Interface dataset entries
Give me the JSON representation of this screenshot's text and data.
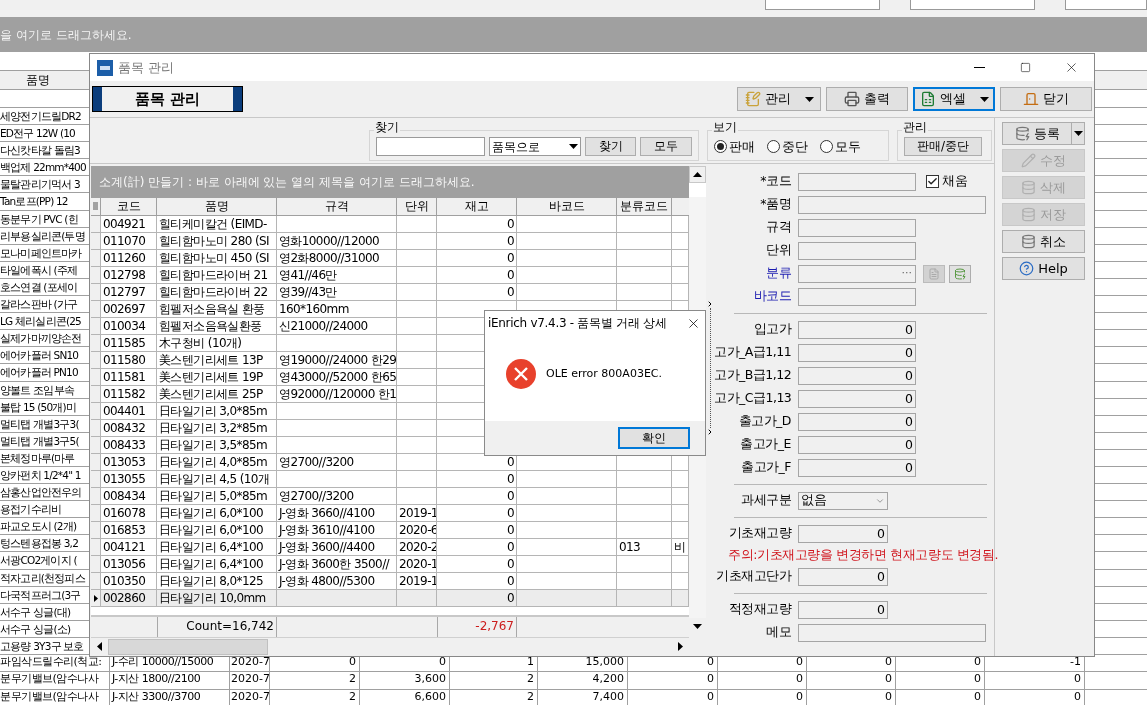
{
  "background_window": {
    "drop_hint": "을 여기로 드래그하세요.",
    "column_header": "품명",
    "list_rows": [
      "세양전기드릴DR2",
      "ED전구 12W (10",
      "다신캇타칼  돌림3",
      "백업제 22mm*400",
      "물탈관리기먹서 3",
      "Tan로프(PP)  12",
      "동분무기 PVC (힌",
      "리부용실리콘(투명",
      "모나미페인트마카",
      "타일에폭시 (주제",
      "호스연결 (포세이",
      "갈라스판바 (가구",
      "LG 체리실리콘(25",
      "실제가마끼양손전",
      "에어카플러 SN10",
      "에어카플러 PN10",
      "양볼트 조임부속",
      "불탑 15 (50개)미",
      "멀티탭 개별3구3(",
      "멀티탭 개별3구5(",
      "본체정마루(마루",
      "앙카펀치 1/2*4\" 1",
      "삼홍산업안전우의",
      "용접기수리비",
      "파교오도시 (2개)",
      "텅스텐용접봉 3,2",
      "서광CO2게이지 (",
      "적자고리(천정피스",
      "다국적프러그(3구",
      "서수구 싱글(대)",
      "서수구 싱글(소)",
      "고용량 3Y3구 보호"
    ],
    "bottom_rows": [
      {
        "name": "파임삭드릴수리(척교:",
        "spec": "J-수리 10000//15000",
        "date": "2020-7",
        "values": [
          "0",
          "0",
          "1",
          "15,000",
          "0",
          "0",
          "0",
          "0",
          "-1"
        ]
      },
      {
        "name": "분무기밸브(암수나사",
        "spec": "J-지산 1800//2100",
        "date": "2020-7",
        "values": [
          "2",
          "3,600",
          "2",
          "4,200",
          "0",
          "0",
          "0",
          "0",
          "0"
        ]
      },
      {
        "name": "분무기밸브(암수나사",
        "spec": "J-지산 3300//3700",
        "date": "2020-7",
        "values": [
          "2",
          "6,600",
          "2",
          "7,400",
          "0",
          "0",
          "0",
          "0",
          "0"
        ]
      }
    ]
  },
  "window": {
    "title": "품목 관리",
    "heading": "품목 관리",
    "toolbar": [
      {
        "label": "관리",
        "dropdown": true,
        "focused": false
      },
      {
        "label": "출력",
        "dropdown": false,
        "focused": false
      },
      {
        "label": "엑셀",
        "dropdown": true,
        "focused": true
      },
      {
        "label": "닫기",
        "dropdown": false,
        "focused": false
      }
    ],
    "search": {
      "title": "찾기",
      "mode": "품목으로",
      "buttons": [
        "찾기",
        "모두"
      ]
    },
    "view": {
      "title": "보기",
      "options": [
        {
          "label": "판매",
          "selected": true
        },
        {
          "label": "중단",
          "selected": false
        },
        {
          "label": "모두",
          "selected": false
        }
      ]
    },
    "manage": {
      "title": "관리",
      "button": "판매/중단"
    },
    "group_hint": "소계(計) 만들기 : 바로 아래에 있는 열의 제목을 여기로 드래그하세요.",
    "table": {
      "columns": [
        "코드",
        "품명",
        "규격",
        "단위",
        "재고",
        "바코드",
        "분류코드"
      ],
      "rows": [
        {
          "code": "004921",
          "name": "힐티케미칼건 (EIMD-",
          "stock": "0",
          "current": false
        },
        {
          "code": "011070",
          "name": "힐티함마노미 280 (SI",
          "spec": "영화10000//12000",
          "stock": "0",
          "current": false
        },
        {
          "code": "011260",
          "name": "힐티함마노미 450 (SI",
          "spec": "영2화8000//31000",
          "stock": "0",
          "current": false
        },
        {
          "code": "012798",
          "name": "힐티함마드라이버 21",
          "spec": "영41//46만",
          "stock": "0",
          "current": false
        },
        {
          "code": "012797",
          "name": "힐티함마드라이버 22",
          "spec": "영39//43만",
          "stock": "0",
          "current": false
        },
        {
          "code": "002697",
          "name": "힘펠저소음욕실 환풍",
          "spec": "160*160mm",
          "current": false
        },
        {
          "code": "010034",
          "name": "힘펠저소음욕실환풍",
          "spec": "신21000//24000",
          "current": false
        },
        {
          "code": "011585",
          "name": "木구청비 (10개)",
          "current": false
        },
        {
          "code": "011580",
          "name": "美스텐기리세트 13P",
          "spec": "영19000//24000 한29",
          "current": false
        },
        {
          "code": "011581",
          "name": "美스텐기리세트 19P",
          "spec": "영43000//52000 한65",
          "current": false
        },
        {
          "code": "011582",
          "name": "美스텐기리세트 25P",
          "spec": "영92000//120000 한1",
          "current": false
        },
        {
          "code": "004401",
          "name": "日타일기리  3,0*85m",
          "current": false
        },
        {
          "code": "008432",
          "name": "日타일기리  3,2*85m",
          "current": false
        },
        {
          "code": "008433",
          "name": "日타일기리  3,5*85m",
          "current": false
        },
        {
          "code": "013053",
          "name": "日타일기리  4,0*85m",
          "spec": "영2700//3200",
          "stock": "0",
          "current": false
        },
        {
          "code": "013055",
          "name": "日타일기리  4,5 (10개",
          "stock": "0",
          "current": false
        },
        {
          "code": "008434",
          "name": "日타일기리  5,0*85m",
          "spec": "영2700//3200",
          "stock": "0",
          "current": false
        },
        {
          "code": "016078",
          "name": "日타일기리  6,0*100",
          "spec": "J-영화 3660//4100",
          "unit": "2019-1",
          "stock": "0",
          "current": false
        },
        {
          "code": "016853",
          "name": "日타일기리  6,0*100",
          "spec": "J-영화 3610//4100",
          "unit": "2020-6",
          "stock": "0",
          "current": false
        },
        {
          "code": "004121",
          "name": "日타일기리  6,4*100",
          "spec": "J-영화 3600//4400",
          "unit": "2020-2",
          "stock": "0",
          "class_code": "013",
          "column_8": "비",
          "current": false
        },
        {
          "code": "013056",
          "name": "日타일기리  6,4*100",
          "spec": "J-영화 3600한 3500//",
          "unit": "2020-1",
          "stock": "0",
          "current": false
        },
        {
          "code": "010350",
          "name": "日타일기리  8,0*125",
          "spec": "J-영화 4800//5300",
          "unit": "2019-1",
          "stock": "0",
          "current": false
        },
        {
          "code": "002860",
          "name": "日타일기리 10,0mm",
          "stock": "0",
          "current": true
        }
      ],
      "footer": {
        "count": "Count=16,742",
        "stock_total": "-2,767"
      }
    },
    "form": [
      {
        "kind": "text",
        "label": "*코드",
        "wide": false,
        "linked": false,
        "check": {
          "label": "채움",
          "checked": true
        }
      },
      {
        "kind": "text",
        "label": "*품명",
        "wide": true,
        "linked": false
      },
      {
        "kind": "text",
        "label": "규격",
        "wide": false,
        "linked": false
      },
      {
        "kind": "text",
        "label": "단위",
        "wide": false,
        "linked": false
      },
      {
        "kind": "lookup",
        "label": "분류",
        "linked": true,
        "ellipsis": "···"
      },
      {
        "kind": "text",
        "label": "바코드",
        "wide": false,
        "linked": true
      },
      {
        "kind": "separator"
      },
      {
        "kind": "number",
        "label": "입고가",
        "value": "0",
        "short": false
      },
      {
        "kind": "number",
        "label": "고가_A급1,11",
        "value": "0",
        "short": false
      },
      {
        "kind": "number",
        "label": "고가_B급1,12",
        "value": "0",
        "short": false
      },
      {
        "kind": "number",
        "label": "고가_C급1,13",
        "value": "0",
        "short": false
      },
      {
        "kind": "number",
        "label": "출고가_D",
        "value": "0",
        "short": false
      },
      {
        "kind": "number",
        "label": "출고가_E",
        "value": "0",
        "short": false
      },
      {
        "kind": "number",
        "label": "출고가_F",
        "value": "0",
        "short": false
      },
      {
        "kind": "separator"
      },
      {
        "kind": "select",
        "label": "과세구분",
        "value": "없음"
      },
      {
        "kind": "separator"
      },
      {
        "kind": "number",
        "label": "기초재고량",
        "value": "0",
        "short": true
      },
      {
        "kind": "warning",
        "text": "주의:기초재고량을 변경하면 현재고량도 변경됨."
      },
      {
        "kind": "number",
        "label": "기초재고단가",
        "value": "0",
        "short": true
      },
      {
        "kind": "separator"
      },
      {
        "kind": "number",
        "label": "적정재고량",
        "value": "0",
        "short": true
      },
      {
        "kind": "text",
        "label": "메모",
        "wide": true,
        "linked": false
      }
    ],
    "side_buttons": [
      {
        "label": "등록",
        "disabled": false,
        "split": true
      },
      {
        "label": "수정",
        "disabled": true,
        "split": false
      },
      {
        "label": "삭제",
        "disabled": true,
        "split": false
      },
      {
        "label": "저장",
        "disabled": true,
        "split": false
      },
      {
        "label": "취소",
        "disabled": false,
        "split": false
      },
      {
        "label": "Help",
        "disabled": false,
        "split": false
      }
    ]
  },
  "dialog": {
    "title": "iEnrich v7.4.3 - 품목별 거래 상세",
    "message": "OLE error 800A03EC.",
    "button": "확인",
    "button_focused": true
  }
}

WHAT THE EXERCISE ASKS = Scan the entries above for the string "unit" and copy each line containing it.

ANSWER TO THIS PROBLEM =
          "unit": "2019-1",
          "unit": "2020-6",
          "unit": "2020-2",
          "unit": "2020-1",
          "unit": "2019-1",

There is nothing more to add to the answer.